## How to complete this task:
Can you restate the records below word for word?

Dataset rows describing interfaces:
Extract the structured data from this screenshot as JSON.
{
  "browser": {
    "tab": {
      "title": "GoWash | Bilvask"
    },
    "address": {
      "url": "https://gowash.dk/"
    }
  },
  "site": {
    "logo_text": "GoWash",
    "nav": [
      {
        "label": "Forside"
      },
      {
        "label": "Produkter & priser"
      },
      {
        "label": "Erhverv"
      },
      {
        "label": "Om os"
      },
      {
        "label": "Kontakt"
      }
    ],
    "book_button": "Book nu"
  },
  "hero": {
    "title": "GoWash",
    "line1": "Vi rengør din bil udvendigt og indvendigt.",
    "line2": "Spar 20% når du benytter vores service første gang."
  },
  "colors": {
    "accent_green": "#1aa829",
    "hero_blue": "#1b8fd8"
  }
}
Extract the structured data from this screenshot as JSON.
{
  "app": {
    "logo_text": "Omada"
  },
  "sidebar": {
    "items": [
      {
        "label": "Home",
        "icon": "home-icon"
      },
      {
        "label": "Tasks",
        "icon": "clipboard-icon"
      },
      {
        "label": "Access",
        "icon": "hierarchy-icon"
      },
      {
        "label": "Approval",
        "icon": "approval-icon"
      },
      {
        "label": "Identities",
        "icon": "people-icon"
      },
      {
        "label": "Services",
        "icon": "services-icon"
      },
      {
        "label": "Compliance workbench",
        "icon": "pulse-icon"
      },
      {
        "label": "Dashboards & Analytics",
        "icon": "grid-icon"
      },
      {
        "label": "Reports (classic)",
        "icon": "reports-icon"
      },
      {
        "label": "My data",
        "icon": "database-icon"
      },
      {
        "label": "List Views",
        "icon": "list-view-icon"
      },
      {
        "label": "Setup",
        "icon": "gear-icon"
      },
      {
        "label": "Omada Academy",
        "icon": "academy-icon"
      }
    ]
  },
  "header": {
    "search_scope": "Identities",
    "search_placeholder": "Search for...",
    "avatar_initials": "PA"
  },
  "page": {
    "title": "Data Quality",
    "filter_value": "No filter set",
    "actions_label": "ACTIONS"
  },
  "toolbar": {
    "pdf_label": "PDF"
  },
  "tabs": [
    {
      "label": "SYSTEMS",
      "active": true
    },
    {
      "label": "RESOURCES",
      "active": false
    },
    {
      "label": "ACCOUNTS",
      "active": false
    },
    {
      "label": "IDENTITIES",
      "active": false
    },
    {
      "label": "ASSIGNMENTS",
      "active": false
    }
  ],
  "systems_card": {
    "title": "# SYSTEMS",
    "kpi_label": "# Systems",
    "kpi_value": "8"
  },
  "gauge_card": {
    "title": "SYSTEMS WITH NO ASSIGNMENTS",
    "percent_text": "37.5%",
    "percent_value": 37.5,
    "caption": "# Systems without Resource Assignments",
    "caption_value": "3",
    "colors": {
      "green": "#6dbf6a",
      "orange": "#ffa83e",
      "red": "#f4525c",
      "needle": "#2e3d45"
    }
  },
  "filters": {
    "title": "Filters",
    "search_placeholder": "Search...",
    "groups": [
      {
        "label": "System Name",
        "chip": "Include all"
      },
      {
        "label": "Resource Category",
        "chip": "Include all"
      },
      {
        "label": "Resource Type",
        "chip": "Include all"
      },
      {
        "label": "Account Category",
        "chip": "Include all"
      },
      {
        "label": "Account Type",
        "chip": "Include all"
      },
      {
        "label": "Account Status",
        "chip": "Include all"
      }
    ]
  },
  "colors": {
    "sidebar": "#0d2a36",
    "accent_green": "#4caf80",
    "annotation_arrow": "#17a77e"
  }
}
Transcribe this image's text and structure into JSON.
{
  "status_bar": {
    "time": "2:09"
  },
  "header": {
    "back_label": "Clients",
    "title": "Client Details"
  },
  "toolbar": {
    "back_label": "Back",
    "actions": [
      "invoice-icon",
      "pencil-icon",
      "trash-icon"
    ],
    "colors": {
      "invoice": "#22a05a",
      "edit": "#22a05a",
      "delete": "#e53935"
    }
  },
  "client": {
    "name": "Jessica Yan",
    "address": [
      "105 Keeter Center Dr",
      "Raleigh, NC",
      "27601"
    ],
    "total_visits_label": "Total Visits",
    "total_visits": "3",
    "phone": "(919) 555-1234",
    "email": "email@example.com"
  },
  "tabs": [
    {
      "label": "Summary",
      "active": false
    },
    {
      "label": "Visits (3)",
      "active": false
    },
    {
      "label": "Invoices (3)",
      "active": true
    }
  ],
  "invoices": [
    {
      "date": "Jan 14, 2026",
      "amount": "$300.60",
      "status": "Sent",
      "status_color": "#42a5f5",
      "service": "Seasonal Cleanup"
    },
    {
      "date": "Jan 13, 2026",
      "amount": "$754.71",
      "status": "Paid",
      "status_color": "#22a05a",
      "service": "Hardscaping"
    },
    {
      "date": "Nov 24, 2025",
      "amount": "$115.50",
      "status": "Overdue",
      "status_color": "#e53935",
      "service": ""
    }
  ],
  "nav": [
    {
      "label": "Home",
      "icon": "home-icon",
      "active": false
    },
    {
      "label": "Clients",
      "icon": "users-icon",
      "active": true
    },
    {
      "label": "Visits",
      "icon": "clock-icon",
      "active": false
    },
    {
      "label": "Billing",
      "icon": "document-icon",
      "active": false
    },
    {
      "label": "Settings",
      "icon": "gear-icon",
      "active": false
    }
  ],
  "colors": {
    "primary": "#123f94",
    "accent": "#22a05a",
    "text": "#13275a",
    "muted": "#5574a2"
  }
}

## Exercise output:
Extract the structured data from this screenshot as JSON.
{
  "browser": {
    "tab": {
      "title": "GoWash | Bilvask"
    },
    "address": {
      "url": "https://gowash.dk/"
    }
  },
  "site": {
    "logo_text": "GoWash",
    "nav": [
      {
        "label": "Forside"
      },
      {
        "label": "Produkter & priser"
      },
      {
        "label": "Erhverv"
      },
      {
        "label": "Om os"
      },
      {
        "label": "Kontakt"
      }
    ],
    "book_button": "Book nu"
  },
  "hero": {
    "title": "GoWash",
    "line1": "Vi rengør din bil udvendigt og indvendigt.",
    "line2": "Spar 20% når du benytter vores service første gang."
  },
  "colors": {
    "accent_green": "#1aa829",
    "hero_blue": "#1b8fd8"
  }
}
Extract the structured data from this screenshot as JSON.
{
  "app": {
    "logo_text": "Omada"
  },
  "sidebar": {
    "items": [
      {
        "label": "Home",
        "icon": "home-icon"
      },
      {
        "label": "Tasks",
        "icon": "clipboard-icon"
      },
      {
        "label": "Access",
        "icon": "hierarchy-icon"
      },
      {
        "label": "Approval",
        "icon": "approval-icon"
      },
      {
        "label": "Identities",
        "icon": "people-icon"
      },
      {
        "label": "Services",
        "icon": "services-icon"
      },
      {
        "label": "Compliance workbench",
        "icon": "pulse-icon"
      },
      {
        "label": "Dashboards & Analytics",
        "icon": "grid-icon"
      },
      {
        "label": "Reports (classic)",
        "icon": "reports-icon"
      },
      {
        "label": "My data",
        "icon": "database-icon"
      },
      {
        "label": "List Views",
        "icon": "list-view-icon"
      },
      {
        "label": "Setup",
        "icon": "gear-icon"
      },
      {
        "label": "Omada Academy",
        "icon": "academy-icon"
      }
    ]
  },
  "header": {
    "search_scope": "Identities",
    "search_placeholder": "Search for...",
    "avatar_initials": "PA"
  },
  "page": {
    "title": "Data Quality",
    "filter_value": "No filter set",
    "actions_label": "ACTIONS"
  },
  "toolbar": {
    "pdf_label": "PDF"
  },
  "tabs": [
    {
      "label": "SYSTEMS",
      "active": true
    },
    {
      "label": "RESOURCES",
      "active": false
    },
    {
      "label": "ACCOUNTS",
      "active": false
    },
    {
      "label": "IDENTITIES",
      "active": false
    },
    {
      "label": "ASSIGNMENTS",
      "active": false
    }
  ],
  "systems_card": {
    "title": "# SYSTEMS",
    "kpi_label": "# Systems",
    "kpi_value": "8"
  },
  "gauge_card": {
    "title": "SYSTEMS WITH NO ASSIGNMENTS",
    "percent_text": "37.5%",
    "percent_value": 37.5,
    "caption": "# Systems without Resource Assignments",
    "caption_value": "3",
    "colors": {
      "green": "#6dbf6a",
      "orange": "#ffa83e",
      "red": "#f4525c",
      "needle": "#2e3d45"
    }
  },
  "filters": {
    "title": "Filters",
    "search_placeholder": "Search...",
    "groups": [
      {
        "label": "System Name",
        "chip": "Include all"
      },
      {
        "label": "Resource Category",
        "chip": "Include all"
      },
      {
        "label": "Resource Type",
        "chip": "Include all"
      },
      {
        "label": "Account Category",
        "chip": "Include all"
      },
      {
        "label": "Account Type",
        "chip": "Include all"
      },
      {
        "label": "Account Status",
        "chip": "Include all"
      }
    ]
  },
  "colors": {
    "sidebar": "#0d2a36",
    "accent_green": "#4caf80",
    "annotation_arrow": "#17a77e"
  }
}
Transcribe this image's text and structure into JSON.
{
  "status_bar": {
    "time": "2:09"
  },
  "header": {
    "back_label": "Clients",
    "title": "Client Details"
  },
  "toolbar": {
    "back_label": "Back",
    "actions": [
      "invoice-icon",
      "pencil-icon",
      "trash-icon"
    ],
    "colors": {
      "invoice": "#22a05a",
      "edit": "#22a05a",
      "delete": "#e53935"
    }
  },
  "client": {
    "name": "Jessica Yan",
    "address": [
      "105 Keeter Center Dr",
      "Raleigh, NC",
      "27601"
    ],
    "total_visits_label": "Total Visits",
    "total_visits": "3",
    "phone": "(919) 555-1234",
    "email": "email@example.com"
  },
  "tabs": [
    {
      "label": "Summary",
      "active": false
    },
    {
      "label": "Visits (3)",
      "active": false
    },
    {
      "label": "Invoices (3)",
      "active": true
    }
  ],
  "invoices": [
    {
      "date": "Jan 14, 2026",
      "amount": "$300.60",
      "status": "Sent",
      "status_color": "#42a5f5",
      "service": "Seasonal Cleanup"
    },
    {
      "date": "Jan 13, 2026",
      "amount": "$754.71",
      "status": "Paid",
      "status_color": "#22a05a",
      "service": "Hardscaping"
    },
    {
      "date": "Nov 24, 2025",
      "amount": "$115.50",
      "status": "Overdue",
      "status_color": "#e53935",
      "service": ""
    }
  ],
  "nav": [
    {
      "label": "Home",
      "icon": "home-icon",
      "active": false
    },
    {
      "label": "Clients",
      "icon": "users-icon",
      "active": true
    },
    {
      "label": "Visits",
      "icon": "clock-icon",
      "active": false
    },
    {
      "label": "Billing",
      "icon": "document-icon",
      "active": false
    },
    {
      "label": "Settings",
      "icon": "gear-icon",
      "active": false
    }
  ],
  "colors": {
    "primary": "#123f94",
    "accent": "#22a05a",
    "text": "#13275a",
    "muted": "#5574a2"
  }
}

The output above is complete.